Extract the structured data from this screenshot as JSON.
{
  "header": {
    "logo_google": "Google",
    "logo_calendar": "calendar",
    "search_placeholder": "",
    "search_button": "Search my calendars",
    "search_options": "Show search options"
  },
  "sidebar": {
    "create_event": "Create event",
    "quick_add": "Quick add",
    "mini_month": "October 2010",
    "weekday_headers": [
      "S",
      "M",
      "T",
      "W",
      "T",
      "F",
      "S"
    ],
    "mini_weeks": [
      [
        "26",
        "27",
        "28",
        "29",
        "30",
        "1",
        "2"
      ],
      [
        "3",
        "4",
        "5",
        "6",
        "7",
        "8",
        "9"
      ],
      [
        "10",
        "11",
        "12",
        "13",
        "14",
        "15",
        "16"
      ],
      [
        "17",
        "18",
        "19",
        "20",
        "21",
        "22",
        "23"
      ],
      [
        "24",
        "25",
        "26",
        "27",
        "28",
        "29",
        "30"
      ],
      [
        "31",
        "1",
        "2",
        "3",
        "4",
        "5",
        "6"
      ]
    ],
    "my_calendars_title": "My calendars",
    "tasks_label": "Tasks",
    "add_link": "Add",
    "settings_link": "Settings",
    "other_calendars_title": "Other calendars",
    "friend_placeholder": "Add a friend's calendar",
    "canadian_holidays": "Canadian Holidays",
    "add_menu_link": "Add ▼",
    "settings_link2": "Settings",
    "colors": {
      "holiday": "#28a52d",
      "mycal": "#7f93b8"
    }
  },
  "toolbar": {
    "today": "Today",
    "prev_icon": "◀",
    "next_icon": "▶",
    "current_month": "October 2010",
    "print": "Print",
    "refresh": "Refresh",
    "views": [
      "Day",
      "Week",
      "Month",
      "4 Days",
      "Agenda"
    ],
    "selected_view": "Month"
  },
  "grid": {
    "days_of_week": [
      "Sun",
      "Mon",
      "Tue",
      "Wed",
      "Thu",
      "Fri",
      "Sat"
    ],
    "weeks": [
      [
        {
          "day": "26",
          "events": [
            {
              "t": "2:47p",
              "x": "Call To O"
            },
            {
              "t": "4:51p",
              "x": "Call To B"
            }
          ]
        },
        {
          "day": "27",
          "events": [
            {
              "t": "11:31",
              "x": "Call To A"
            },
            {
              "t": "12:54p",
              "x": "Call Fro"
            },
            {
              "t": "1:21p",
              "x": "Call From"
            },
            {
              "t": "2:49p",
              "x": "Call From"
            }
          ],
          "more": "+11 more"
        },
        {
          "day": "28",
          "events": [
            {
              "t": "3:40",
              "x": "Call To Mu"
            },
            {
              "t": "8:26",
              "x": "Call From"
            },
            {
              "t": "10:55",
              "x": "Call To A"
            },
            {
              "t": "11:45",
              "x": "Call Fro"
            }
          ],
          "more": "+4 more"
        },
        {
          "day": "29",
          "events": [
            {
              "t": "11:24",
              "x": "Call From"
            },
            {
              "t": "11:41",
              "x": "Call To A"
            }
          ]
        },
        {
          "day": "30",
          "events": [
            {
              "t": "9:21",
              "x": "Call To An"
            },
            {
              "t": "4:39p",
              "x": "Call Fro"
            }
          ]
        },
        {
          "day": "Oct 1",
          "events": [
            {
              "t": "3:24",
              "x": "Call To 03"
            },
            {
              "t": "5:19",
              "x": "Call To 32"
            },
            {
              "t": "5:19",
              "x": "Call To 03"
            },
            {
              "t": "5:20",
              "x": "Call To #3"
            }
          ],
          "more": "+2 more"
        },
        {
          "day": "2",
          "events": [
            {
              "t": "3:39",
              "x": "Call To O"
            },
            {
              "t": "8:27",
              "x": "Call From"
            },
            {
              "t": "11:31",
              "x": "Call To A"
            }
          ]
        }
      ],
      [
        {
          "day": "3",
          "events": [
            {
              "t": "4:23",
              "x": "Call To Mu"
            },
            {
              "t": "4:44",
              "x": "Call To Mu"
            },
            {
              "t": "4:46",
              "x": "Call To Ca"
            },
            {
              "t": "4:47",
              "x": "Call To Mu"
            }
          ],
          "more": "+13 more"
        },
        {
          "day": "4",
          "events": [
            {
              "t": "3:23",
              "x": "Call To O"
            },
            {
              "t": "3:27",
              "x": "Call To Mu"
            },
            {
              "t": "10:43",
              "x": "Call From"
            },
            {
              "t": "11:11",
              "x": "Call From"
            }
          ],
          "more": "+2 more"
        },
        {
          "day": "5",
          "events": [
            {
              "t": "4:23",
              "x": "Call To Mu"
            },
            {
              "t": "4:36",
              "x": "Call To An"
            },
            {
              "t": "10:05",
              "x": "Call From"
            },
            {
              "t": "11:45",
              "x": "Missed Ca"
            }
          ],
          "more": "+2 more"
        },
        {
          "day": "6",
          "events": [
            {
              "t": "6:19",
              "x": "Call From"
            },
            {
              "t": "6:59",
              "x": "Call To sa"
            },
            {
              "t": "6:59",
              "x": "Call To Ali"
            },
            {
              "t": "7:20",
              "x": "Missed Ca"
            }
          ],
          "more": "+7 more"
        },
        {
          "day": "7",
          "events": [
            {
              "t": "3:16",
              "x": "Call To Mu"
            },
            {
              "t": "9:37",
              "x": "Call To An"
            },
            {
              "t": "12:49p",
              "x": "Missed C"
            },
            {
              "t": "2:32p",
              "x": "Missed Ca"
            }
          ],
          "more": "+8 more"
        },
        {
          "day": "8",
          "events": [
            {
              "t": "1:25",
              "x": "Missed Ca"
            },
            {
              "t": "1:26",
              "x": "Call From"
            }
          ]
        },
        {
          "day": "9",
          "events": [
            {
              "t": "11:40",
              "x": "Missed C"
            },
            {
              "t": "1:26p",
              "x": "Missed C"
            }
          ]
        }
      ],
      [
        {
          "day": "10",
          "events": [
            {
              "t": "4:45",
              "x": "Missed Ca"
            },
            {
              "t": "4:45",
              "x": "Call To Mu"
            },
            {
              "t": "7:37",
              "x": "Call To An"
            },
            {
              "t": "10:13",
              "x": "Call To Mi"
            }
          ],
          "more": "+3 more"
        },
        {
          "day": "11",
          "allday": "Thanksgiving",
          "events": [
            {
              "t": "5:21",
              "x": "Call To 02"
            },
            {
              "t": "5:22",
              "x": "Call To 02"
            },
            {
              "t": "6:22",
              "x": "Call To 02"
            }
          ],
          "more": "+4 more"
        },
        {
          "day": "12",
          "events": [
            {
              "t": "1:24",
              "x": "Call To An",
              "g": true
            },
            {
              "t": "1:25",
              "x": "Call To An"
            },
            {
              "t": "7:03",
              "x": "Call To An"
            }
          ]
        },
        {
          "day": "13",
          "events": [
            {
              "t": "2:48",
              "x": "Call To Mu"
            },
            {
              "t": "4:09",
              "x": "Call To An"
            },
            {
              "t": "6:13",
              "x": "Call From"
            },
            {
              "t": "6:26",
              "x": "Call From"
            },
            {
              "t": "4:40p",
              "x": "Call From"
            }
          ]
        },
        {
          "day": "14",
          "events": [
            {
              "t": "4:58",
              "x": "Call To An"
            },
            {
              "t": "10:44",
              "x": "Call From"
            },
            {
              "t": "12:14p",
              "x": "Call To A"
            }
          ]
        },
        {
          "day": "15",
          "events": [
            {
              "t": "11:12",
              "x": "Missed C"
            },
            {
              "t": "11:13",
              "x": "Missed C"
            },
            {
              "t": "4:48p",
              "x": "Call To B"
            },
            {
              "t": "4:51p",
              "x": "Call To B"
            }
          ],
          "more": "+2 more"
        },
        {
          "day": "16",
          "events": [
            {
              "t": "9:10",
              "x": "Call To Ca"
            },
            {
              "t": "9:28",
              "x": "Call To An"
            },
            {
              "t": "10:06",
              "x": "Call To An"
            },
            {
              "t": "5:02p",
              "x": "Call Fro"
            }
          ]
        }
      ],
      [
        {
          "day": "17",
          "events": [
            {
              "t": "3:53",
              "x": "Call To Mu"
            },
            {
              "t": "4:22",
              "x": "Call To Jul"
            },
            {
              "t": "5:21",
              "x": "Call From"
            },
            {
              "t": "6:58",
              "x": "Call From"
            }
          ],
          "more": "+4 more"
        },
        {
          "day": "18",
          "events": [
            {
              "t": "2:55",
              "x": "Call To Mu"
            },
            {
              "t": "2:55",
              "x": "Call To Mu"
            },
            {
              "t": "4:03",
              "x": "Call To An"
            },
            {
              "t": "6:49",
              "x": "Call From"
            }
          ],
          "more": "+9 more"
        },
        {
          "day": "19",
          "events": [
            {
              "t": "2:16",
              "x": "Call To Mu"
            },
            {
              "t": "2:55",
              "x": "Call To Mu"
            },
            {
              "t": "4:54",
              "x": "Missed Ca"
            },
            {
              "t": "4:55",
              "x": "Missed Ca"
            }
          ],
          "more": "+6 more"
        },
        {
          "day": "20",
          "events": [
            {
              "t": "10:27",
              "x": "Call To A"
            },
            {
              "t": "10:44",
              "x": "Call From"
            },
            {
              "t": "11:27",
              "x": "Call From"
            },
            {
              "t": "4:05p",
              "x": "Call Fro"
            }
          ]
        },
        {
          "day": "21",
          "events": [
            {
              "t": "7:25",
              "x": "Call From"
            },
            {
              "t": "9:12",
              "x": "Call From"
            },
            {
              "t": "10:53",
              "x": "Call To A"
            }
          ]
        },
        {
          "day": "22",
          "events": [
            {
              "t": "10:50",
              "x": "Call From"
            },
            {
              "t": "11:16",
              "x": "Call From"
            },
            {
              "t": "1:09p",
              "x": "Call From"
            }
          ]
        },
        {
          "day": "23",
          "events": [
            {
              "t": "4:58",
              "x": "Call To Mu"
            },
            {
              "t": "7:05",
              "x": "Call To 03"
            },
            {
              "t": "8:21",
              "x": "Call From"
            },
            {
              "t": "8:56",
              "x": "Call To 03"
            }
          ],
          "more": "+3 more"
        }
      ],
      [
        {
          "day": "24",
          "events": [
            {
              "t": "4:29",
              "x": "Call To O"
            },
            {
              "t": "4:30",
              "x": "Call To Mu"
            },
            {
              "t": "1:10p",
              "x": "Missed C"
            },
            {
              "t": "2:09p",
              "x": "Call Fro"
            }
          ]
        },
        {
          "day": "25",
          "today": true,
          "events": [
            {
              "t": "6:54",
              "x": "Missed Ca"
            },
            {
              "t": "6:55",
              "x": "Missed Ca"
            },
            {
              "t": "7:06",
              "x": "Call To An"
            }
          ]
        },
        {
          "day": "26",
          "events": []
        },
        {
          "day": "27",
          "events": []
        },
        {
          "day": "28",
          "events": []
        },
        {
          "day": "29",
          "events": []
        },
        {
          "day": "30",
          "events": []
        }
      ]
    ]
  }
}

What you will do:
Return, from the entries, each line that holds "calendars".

Reply to the task:
    "search_button": "Search my calendars",
    "my_calendars_title": "My calendars",
    "other_calendars_title": "Other calendars",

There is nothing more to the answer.